Press Release: North Korean Rocket Launch


James McKeon
202.546.0795 X 2617
Cell: 814.460.6943

Washington, DC – Today’s early reports indicate that North Korea launched a rocket south over the Yellow Sea. While the test did not threaten the United States or its allies, it was likely intended to further improve the country’s ballistic missile program.

North Korea’s launch and nuclear test from earlier this year should heighten the urgency of addressing its nuclear program through increased international pressure and new diplomatic engagement.

Since 2009, the Six Party Talks have stalled in part because the United States demands that North Korea agrees to denuclearization in advance.

“Time is not on our side,” said Lt. General Robert Gard, a 31-year veteran of the US Army and the Center’s Chair Emeritus. “With today’s rocket launch, numerous missile tests, and four previous nuclear detonations, North Korea continues to show a willingness to advance its capabilities. At this point, multilateral negotiations may be the only way to prevent future tests and roll back North Korea’s nuclear program.”
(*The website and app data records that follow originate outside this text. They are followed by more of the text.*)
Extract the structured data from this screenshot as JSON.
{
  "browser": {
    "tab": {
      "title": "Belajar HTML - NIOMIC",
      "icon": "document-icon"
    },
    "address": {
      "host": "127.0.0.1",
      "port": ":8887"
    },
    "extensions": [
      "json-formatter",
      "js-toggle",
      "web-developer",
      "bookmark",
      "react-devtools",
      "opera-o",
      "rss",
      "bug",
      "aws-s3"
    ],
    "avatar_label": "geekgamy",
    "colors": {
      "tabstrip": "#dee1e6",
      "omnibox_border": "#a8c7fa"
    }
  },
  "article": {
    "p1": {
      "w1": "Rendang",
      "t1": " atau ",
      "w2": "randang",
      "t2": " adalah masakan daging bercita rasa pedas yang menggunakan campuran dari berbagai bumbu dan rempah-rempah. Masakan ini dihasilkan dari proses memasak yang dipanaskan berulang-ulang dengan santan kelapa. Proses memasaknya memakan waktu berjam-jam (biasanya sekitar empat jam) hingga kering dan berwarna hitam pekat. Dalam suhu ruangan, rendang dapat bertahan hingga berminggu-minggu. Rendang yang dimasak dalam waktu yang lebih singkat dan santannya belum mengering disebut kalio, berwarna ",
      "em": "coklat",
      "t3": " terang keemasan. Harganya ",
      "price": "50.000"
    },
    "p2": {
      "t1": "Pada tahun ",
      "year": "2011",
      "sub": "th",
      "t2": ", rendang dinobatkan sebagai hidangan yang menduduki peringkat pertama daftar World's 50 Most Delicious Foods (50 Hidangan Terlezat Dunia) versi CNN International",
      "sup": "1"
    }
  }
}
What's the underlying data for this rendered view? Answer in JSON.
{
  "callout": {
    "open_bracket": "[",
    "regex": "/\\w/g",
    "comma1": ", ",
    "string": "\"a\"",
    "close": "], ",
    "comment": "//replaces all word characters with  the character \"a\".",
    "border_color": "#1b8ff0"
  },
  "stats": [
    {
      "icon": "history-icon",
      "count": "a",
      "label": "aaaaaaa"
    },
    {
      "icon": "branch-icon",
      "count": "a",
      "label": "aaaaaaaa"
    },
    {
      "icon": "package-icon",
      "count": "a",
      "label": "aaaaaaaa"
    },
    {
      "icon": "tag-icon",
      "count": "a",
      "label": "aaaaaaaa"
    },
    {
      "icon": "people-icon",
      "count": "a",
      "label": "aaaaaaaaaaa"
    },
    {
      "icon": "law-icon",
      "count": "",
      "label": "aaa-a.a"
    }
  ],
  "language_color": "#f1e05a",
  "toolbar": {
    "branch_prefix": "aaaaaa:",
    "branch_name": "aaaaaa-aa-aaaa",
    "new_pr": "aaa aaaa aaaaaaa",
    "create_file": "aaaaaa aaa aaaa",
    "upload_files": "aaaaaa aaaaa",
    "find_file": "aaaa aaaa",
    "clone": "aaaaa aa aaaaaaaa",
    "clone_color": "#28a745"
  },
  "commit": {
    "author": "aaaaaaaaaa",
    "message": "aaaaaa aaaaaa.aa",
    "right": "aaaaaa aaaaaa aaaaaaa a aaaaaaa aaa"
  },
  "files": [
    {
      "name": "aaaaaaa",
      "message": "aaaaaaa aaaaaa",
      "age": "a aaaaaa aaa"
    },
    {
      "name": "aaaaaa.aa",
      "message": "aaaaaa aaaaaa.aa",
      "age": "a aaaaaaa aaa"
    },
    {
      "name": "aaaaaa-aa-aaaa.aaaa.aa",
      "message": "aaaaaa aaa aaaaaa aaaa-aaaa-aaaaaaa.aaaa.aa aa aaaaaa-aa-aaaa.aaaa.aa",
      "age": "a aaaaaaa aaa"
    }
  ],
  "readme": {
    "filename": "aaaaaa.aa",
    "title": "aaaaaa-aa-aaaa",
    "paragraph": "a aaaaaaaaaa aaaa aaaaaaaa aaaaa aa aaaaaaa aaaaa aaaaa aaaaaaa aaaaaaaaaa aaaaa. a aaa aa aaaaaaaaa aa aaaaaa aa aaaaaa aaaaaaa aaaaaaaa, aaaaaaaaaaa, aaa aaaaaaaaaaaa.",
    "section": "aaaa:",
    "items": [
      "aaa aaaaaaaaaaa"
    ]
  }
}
Gard added, “The goal of the talks should remain a denuclearized North. But the United States must remove its preconditions and allow the diplomatic process to reengage, before it’s too late.”

“This internationally condemned launch cannot and will not be tolerated,” said John Isaacs, Executive Director at the Center for Arms Control and Non-Proliferation. “The United States should increase pressure on North Korea, particularly through targeted sanctions. But sanctions alone will not stop the North’s progress on nuclear weapons and missile technology. The United States must also re-open the Six Party Talks with the Koreas, China, Japan, and Russia.”


The Center for Arms Control and Non-Proliferation is a national non-partisan, non-profit dedicated to enhancing peace and security through expert policy analysis and thought-provoking research. Since 1980, the Center’s expertise on reducing the threats of war and nuclear weapons has been sought by the media and policymakers—supported by the tax-deductible contributions of foundations and individuals.